*** Begin section ***
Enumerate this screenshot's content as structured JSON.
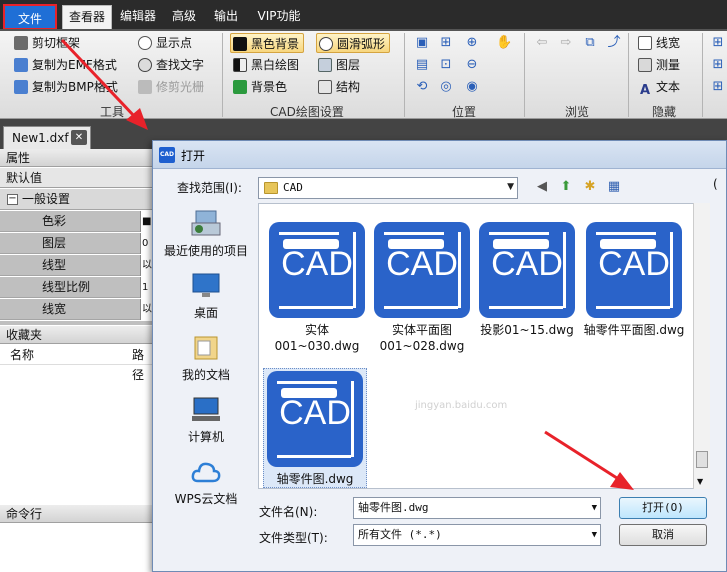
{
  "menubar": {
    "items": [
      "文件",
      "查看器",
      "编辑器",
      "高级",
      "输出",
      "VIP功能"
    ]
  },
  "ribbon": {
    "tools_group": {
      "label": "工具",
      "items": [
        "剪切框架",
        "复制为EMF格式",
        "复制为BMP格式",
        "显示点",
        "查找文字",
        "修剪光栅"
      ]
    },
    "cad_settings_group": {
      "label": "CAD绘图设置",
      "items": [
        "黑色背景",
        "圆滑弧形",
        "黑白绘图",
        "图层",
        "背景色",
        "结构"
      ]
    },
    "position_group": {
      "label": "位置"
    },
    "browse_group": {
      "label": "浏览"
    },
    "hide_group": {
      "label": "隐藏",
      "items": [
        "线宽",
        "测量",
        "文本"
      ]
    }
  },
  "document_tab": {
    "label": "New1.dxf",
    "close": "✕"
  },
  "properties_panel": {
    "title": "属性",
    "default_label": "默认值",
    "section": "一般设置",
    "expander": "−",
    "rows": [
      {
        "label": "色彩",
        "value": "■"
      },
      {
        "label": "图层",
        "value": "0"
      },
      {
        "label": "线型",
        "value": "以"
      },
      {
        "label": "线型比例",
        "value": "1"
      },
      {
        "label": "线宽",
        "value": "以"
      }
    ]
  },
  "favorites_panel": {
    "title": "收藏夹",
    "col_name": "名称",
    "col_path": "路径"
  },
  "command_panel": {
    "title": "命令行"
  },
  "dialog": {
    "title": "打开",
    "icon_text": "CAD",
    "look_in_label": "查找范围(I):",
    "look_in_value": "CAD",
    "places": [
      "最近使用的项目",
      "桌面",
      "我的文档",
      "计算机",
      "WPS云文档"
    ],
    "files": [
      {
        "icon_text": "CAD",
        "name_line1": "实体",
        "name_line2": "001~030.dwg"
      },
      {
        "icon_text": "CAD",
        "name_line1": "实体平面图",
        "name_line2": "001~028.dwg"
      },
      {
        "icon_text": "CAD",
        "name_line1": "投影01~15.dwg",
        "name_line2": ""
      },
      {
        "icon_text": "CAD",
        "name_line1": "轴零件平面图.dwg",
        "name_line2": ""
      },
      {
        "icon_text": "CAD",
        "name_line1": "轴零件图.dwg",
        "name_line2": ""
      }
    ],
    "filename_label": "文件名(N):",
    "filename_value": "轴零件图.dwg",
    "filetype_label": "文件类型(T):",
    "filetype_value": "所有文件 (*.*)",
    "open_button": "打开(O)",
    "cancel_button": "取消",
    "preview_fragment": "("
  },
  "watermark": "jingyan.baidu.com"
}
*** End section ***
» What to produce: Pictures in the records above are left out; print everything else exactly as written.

» Answer section:
Enumerate this screenshot's content as structured JSON.
{
  "menubar": {
    "items": [
      "文件",
      "查看器",
      "编辑器",
      "高级",
      "输出",
      "VIP功能"
    ]
  },
  "ribbon": {
    "tools_group": {
      "label": "工具",
      "items": [
        "剪切框架",
        "复制为EMF格式",
        "复制为BMP格式",
        "显示点",
        "查找文字",
        "修剪光栅"
      ]
    },
    "cad_settings_group": {
      "label": "CAD绘图设置",
      "items": [
        "黑色背景",
        "圆滑弧形",
        "黑白绘图",
        "图层",
        "背景色",
        "结构"
      ]
    },
    "position_group": {
      "label": "位置"
    },
    "browse_group": {
      "label": "浏览"
    },
    "hide_group": {
      "label": "隐藏",
      "items": [
        "线宽",
        "测量",
        "文本"
      ]
    }
  },
  "document_tab": {
    "label": "New1.dxf",
    "close": "✕"
  },
  "properties_panel": {
    "title": "属性",
    "default_label": "默认值",
    "section": "一般设置",
    "expander": "−",
    "rows": [
      {
        "label": "色彩",
        "value": "■"
      },
      {
        "label": "图层",
        "value": "0"
      },
      {
        "label": "线型",
        "value": "以"
      },
      {
        "label": "线型比例",
        "value": "1"
      },
      {
        "label": "线宽",
        "value": "以"
      }
    ]
  },
  "favorites_panel": {
    "title": "收藏夹",
    "col_name": "名称",
    "col_path": "路径"
  },
  "command_panel": {
    "title": "命令行"
  },
  "dialog": {
    "title": "打开",
    "icon_text": "CAD",
    "look_in_label": "查找范围(I):",
    "look_in_value": "CAD",
    "places": [
      "最近使用的项目",
      "桌面",
      "我的文档",
      "计算机",
      "WPS云文档"
    ],
    "files": [
      {
        "icon_text": "CAD",
        "name_line1": "实体",
        "name_line2": "001~030.dwg"
      },
      {
        "icon_text": "CAD",
        "name_line1": "实体平面图",
        "name_line2": "001~028.dwg"
      },
      {
        "icon_text": "CAD",
        "name_line1": "投影01~15.dwg",
        "name_line2": ""
      },
      {
        "icon_text": "CAD",
        "name_line1": "轴零件平面图.dwg",
        "name_line2": ""
      },
      {
        "icon_text": "CAD",
        "name_line1": "轴零件图.dwg",
        "name_line2": ""
      }
    ],
    "filename_label": "文件名(N):",
    "filename_value": "轴零件图.dwg",
    "filetype_label": "文件类型(T):",
    "filetype_value": "所有文件 (*.*)",
    "open_button": "打开(O)",
    "cancel_button": "取消",
    "preview_fragment": "("
  },
  "watermark": "jingyan.baidu.com"
}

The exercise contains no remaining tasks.